It's not every day a new Hollywood studio shows up on the animation scene. Skydance is a relative newcomer in Tinseltown, founded just 11 years ago- no time at all compared to some of the majors that have been around for the best part of a century. In the past couple of years, it has also decided to position itself alongside Disney, DreamWorks Animation et al through its feature animation arm, Skydance Animation. Why, you may ask have we waited until now to mention it? Let's just say that the studio's early days have not exactly endeared themselves to much of the animation world. Due to their decision to hire one John Lassater.

It didn't start that way. Skydance announced their move into animation in 2017 with the announcement of its first two animated features, Luck and Spellbound.  Vicky Jensen signed on to direct Spellbound. Kung Fu Panda 3's Alessandro Carloni was originally hired to direct Luck, but left due to 'creative differences', to be replaced by Peggy Holmes. Unusually, this mean that they had two films in development in parallel by woman directors. Consider the fact that Turning Red is only Pixar's second film with a female director, a full decade after Brave, the first. And in the case of Brave, the original director Brenda Chapman left the project midway due to those pesky creative differences.

It all makes the decision to hire Lasseter as head of animation even more baffling. The move was understandably met with resistance within Skydance's ranks. The company held a 'town hall' to hear employees' concerns and Dame Emma Thompson left her voice role on Luck in protest.

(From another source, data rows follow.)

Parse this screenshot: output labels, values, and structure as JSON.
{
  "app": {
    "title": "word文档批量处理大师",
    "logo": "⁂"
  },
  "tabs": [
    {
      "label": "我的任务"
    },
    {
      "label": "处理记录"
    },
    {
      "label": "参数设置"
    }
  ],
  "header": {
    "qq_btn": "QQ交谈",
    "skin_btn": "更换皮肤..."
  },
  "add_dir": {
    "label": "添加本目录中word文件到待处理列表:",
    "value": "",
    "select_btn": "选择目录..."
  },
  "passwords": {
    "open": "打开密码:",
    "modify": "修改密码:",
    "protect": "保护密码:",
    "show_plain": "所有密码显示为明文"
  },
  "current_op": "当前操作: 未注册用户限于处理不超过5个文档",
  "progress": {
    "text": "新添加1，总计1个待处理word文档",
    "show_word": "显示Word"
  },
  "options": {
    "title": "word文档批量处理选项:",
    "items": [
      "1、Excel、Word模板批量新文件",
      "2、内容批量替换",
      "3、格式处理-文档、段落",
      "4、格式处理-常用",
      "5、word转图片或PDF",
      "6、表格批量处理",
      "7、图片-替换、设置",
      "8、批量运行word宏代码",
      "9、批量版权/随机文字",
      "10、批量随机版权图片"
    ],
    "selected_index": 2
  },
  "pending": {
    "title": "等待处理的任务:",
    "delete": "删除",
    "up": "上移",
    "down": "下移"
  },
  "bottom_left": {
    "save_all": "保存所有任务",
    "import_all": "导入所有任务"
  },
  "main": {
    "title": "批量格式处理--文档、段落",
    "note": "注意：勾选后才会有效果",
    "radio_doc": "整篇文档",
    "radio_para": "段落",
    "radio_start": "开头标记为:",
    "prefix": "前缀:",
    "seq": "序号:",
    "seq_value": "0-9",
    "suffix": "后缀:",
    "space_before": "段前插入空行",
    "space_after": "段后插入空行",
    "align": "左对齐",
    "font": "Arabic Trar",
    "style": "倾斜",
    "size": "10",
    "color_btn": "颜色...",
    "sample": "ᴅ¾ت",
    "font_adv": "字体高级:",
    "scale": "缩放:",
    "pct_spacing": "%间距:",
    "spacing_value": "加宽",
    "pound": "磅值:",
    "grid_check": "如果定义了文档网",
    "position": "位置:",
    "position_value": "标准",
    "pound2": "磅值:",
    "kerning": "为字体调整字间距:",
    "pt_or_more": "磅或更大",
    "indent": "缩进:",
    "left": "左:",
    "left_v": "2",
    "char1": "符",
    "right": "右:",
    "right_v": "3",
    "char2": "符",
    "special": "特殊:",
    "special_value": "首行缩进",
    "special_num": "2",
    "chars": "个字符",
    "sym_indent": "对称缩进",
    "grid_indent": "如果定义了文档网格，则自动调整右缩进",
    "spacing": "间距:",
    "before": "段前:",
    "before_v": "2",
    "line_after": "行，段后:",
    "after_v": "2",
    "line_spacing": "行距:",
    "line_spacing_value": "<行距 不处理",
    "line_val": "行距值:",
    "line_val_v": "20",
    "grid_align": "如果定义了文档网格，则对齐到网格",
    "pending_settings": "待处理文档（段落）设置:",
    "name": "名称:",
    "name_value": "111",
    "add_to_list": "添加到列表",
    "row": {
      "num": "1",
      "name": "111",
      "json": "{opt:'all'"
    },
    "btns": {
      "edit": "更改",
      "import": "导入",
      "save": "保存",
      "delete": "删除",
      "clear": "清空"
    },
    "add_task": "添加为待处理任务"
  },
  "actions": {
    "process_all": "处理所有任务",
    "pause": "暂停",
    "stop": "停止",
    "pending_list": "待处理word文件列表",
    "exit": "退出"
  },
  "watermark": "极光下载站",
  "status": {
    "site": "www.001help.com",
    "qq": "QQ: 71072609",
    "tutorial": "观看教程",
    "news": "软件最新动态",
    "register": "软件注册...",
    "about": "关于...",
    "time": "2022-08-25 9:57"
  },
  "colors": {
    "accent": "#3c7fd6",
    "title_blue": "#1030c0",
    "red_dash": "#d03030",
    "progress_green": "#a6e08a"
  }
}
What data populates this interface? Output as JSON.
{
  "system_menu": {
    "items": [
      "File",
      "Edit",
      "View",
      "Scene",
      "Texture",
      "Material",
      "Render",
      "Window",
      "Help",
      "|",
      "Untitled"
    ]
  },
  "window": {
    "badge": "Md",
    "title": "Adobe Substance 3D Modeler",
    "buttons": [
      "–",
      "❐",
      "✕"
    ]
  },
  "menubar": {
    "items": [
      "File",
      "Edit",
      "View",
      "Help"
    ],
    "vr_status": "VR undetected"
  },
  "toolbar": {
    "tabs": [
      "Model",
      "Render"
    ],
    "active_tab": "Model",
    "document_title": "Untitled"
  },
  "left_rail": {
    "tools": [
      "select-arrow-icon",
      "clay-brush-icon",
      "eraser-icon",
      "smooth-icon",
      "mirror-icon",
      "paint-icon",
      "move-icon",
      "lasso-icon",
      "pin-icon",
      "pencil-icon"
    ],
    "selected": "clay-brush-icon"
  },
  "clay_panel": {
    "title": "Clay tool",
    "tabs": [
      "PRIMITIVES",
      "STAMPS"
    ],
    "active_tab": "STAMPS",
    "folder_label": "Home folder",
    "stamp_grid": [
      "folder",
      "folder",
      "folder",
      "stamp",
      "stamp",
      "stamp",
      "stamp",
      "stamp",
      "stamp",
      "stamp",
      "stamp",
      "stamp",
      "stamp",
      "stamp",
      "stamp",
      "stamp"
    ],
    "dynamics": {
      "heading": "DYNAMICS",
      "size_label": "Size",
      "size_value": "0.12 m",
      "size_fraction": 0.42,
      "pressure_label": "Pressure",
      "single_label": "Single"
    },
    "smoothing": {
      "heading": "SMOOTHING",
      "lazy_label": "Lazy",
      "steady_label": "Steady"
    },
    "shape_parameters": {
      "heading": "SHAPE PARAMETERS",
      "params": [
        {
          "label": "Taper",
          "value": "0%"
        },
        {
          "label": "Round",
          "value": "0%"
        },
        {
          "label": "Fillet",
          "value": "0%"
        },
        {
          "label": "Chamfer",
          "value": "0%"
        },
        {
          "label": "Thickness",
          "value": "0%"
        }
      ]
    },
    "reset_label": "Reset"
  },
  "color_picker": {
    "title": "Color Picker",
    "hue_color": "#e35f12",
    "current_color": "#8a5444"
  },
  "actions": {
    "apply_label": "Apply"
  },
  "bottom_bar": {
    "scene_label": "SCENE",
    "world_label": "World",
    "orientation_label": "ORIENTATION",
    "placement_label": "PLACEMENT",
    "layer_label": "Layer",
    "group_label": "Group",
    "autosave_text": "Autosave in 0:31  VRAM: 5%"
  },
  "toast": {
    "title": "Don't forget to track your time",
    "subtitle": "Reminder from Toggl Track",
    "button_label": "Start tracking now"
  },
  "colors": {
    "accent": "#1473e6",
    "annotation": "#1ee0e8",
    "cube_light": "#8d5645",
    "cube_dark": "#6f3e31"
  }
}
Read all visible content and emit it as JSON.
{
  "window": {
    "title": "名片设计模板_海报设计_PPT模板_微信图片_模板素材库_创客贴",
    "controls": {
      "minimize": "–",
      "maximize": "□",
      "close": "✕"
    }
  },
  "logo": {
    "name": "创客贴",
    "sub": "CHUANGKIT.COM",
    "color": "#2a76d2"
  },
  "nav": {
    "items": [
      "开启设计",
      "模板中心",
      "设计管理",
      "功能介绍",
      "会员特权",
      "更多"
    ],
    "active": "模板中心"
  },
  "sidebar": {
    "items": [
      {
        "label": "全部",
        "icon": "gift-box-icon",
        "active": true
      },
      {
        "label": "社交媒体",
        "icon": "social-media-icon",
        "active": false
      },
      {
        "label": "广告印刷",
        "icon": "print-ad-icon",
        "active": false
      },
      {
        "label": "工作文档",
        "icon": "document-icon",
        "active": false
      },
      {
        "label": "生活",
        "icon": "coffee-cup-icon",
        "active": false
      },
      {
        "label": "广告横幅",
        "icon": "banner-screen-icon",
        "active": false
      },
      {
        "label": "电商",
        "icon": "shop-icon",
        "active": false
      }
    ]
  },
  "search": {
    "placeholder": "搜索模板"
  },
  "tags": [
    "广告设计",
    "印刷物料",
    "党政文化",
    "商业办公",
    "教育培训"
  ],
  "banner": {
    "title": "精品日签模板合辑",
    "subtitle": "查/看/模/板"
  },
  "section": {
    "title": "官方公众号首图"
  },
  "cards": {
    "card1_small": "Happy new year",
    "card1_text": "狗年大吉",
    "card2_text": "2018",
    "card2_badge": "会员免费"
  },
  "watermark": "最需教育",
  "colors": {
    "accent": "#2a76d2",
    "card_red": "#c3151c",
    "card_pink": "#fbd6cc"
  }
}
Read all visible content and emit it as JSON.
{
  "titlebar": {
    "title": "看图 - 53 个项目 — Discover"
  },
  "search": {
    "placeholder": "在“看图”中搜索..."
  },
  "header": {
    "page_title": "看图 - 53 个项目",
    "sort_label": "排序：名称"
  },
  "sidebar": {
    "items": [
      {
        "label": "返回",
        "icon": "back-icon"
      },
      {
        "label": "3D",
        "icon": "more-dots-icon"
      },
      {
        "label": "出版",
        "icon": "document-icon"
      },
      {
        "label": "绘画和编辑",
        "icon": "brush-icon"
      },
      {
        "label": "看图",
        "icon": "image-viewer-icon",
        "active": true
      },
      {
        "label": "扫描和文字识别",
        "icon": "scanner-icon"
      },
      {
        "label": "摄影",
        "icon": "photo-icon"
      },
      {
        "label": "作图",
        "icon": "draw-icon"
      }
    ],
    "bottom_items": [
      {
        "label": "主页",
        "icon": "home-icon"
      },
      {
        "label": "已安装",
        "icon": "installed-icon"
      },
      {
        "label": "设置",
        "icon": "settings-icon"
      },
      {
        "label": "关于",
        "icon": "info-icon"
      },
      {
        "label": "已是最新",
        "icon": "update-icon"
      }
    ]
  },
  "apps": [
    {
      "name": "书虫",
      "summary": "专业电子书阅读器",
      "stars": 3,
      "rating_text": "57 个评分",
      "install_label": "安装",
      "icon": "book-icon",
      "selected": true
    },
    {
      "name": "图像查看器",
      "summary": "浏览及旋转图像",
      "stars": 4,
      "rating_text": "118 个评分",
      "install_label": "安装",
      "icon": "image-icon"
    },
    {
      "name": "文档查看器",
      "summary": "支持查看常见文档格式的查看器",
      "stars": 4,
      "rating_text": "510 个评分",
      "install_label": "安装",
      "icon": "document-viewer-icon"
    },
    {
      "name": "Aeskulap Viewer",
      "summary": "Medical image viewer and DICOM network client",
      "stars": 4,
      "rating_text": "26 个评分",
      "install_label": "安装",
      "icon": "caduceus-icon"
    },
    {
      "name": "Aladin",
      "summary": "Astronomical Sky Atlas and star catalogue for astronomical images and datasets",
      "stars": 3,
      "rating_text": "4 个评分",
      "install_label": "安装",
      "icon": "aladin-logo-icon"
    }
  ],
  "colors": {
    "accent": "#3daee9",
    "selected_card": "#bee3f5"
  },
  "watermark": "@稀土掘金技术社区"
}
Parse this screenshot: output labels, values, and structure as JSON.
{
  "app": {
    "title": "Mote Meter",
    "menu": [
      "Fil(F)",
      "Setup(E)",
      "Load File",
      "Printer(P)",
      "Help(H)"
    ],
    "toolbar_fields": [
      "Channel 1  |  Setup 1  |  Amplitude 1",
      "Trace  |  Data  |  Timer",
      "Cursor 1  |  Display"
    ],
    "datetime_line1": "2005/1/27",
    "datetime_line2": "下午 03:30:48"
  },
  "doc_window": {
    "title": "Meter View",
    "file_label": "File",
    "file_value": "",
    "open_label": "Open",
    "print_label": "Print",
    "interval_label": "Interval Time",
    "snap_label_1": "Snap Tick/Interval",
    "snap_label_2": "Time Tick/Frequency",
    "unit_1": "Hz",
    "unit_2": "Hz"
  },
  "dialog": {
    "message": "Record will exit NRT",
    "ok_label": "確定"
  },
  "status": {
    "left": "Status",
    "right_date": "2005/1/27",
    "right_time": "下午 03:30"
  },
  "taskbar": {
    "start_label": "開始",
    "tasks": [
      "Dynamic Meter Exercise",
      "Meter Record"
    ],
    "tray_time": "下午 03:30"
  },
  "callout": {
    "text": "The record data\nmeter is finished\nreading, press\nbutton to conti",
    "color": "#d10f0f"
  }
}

Considering the nature of the allegations* against him it's mystifying how he has landed on his feet so quickly, essentially doing the job he was doing before. And Skydance has faced no major negative consequences for its decision. They subsequently signed an overall deal with Apple TV to distribute their films and TV series, and have acquired the Spanish animation studio Ilion Animation Studios and renamed it Skydance Animation Madrid.

Recently news broke that Brad Bird would make his dream project Ray Gunn at Skydance, and that Zootopia's Rich Moore had signed an overall deal with the studio. These are very much projects that sound like we'd like to see them. But it's hard to get over the fact that they are opting to side with an abuser.

Our small act of protest has been to not give them any publicity. But is that the right thing to do, or is it better to call them out? It could be tougher to do once the films are actually released. What if one of these films becomes included in a 'best of the year' conversation. Should we just continue to ignore it?

There's no easy answer, but we would be interested in hearing what you think, dear readers. You can vote in the poll below, or if you have more thoughts let us know on our usual social media channels.

* for legal reasons we have to call them that, but for the record, we believe them to be true.